[Exercise material Boundary: Start]
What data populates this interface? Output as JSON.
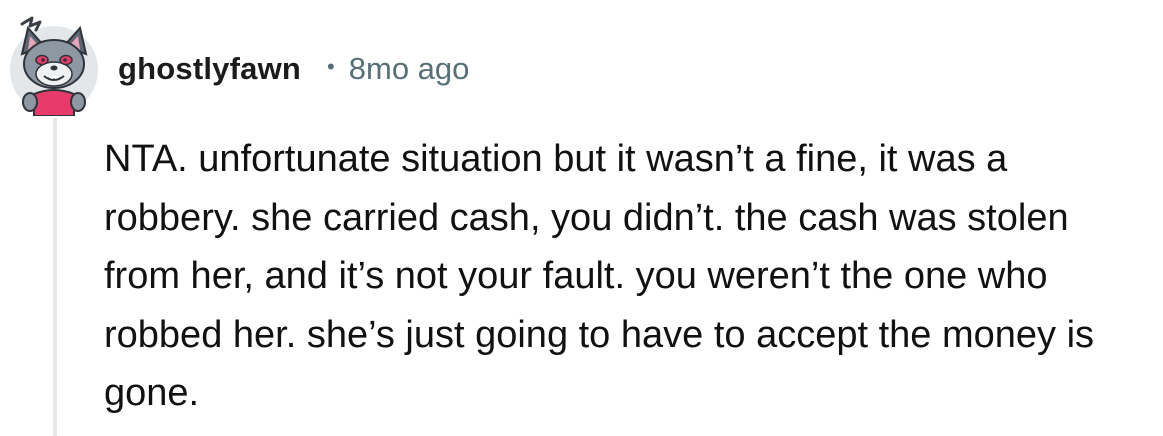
{
  "comment": {
    "author": "ghostlyfawn",
    "separator": "•",
    "timestamp": "8mo ago",
    "body": "NTA. unfortunate situation but it wasn’t a fine, it was a robbery. she carried cash, you didn’t. the cash was stolen from her, and it’s not your fault. you weren’t the one who robbed her. she’s just going to have to accept the money is gone."
  },
  "avatar": {
    "icon": "wolf-avatar-icon",
    "background_color": "#e4e7ea",
    "accent_color": "#e93b6b"
  },
  "colors": {
    "text": "#1a1a1b",
    "meta": "#576f76",
    "thread_line": "#e6e8ea"
  }
}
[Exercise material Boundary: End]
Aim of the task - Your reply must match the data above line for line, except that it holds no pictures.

Task response -
What data populates this interface? Output as JSON.
{
  "comment": {
    "author": "ghostlyfawn",
    "separator": "•",
    "timestamp": "8mo ago",
    "body": "NTA. unfortunate situation but it wasn’t a fine, it was a robbery. she carried cash, you didn’t. the cash was stolen from her, and it’s not your fault. you weren’t the one who robbed her. she’s just going to have to accept the money is gone."
  },
  "avatar": {
    "icon": "wolf-avatar-icon",
    "background_color": "#e4e7ea",
    "accent_color": "#e93b6b"
  },
  "colors": {
    "text": "#1a1a1b",
    "meta": "#576f76",
    "thread_line": "#e6e8ea"
  }
}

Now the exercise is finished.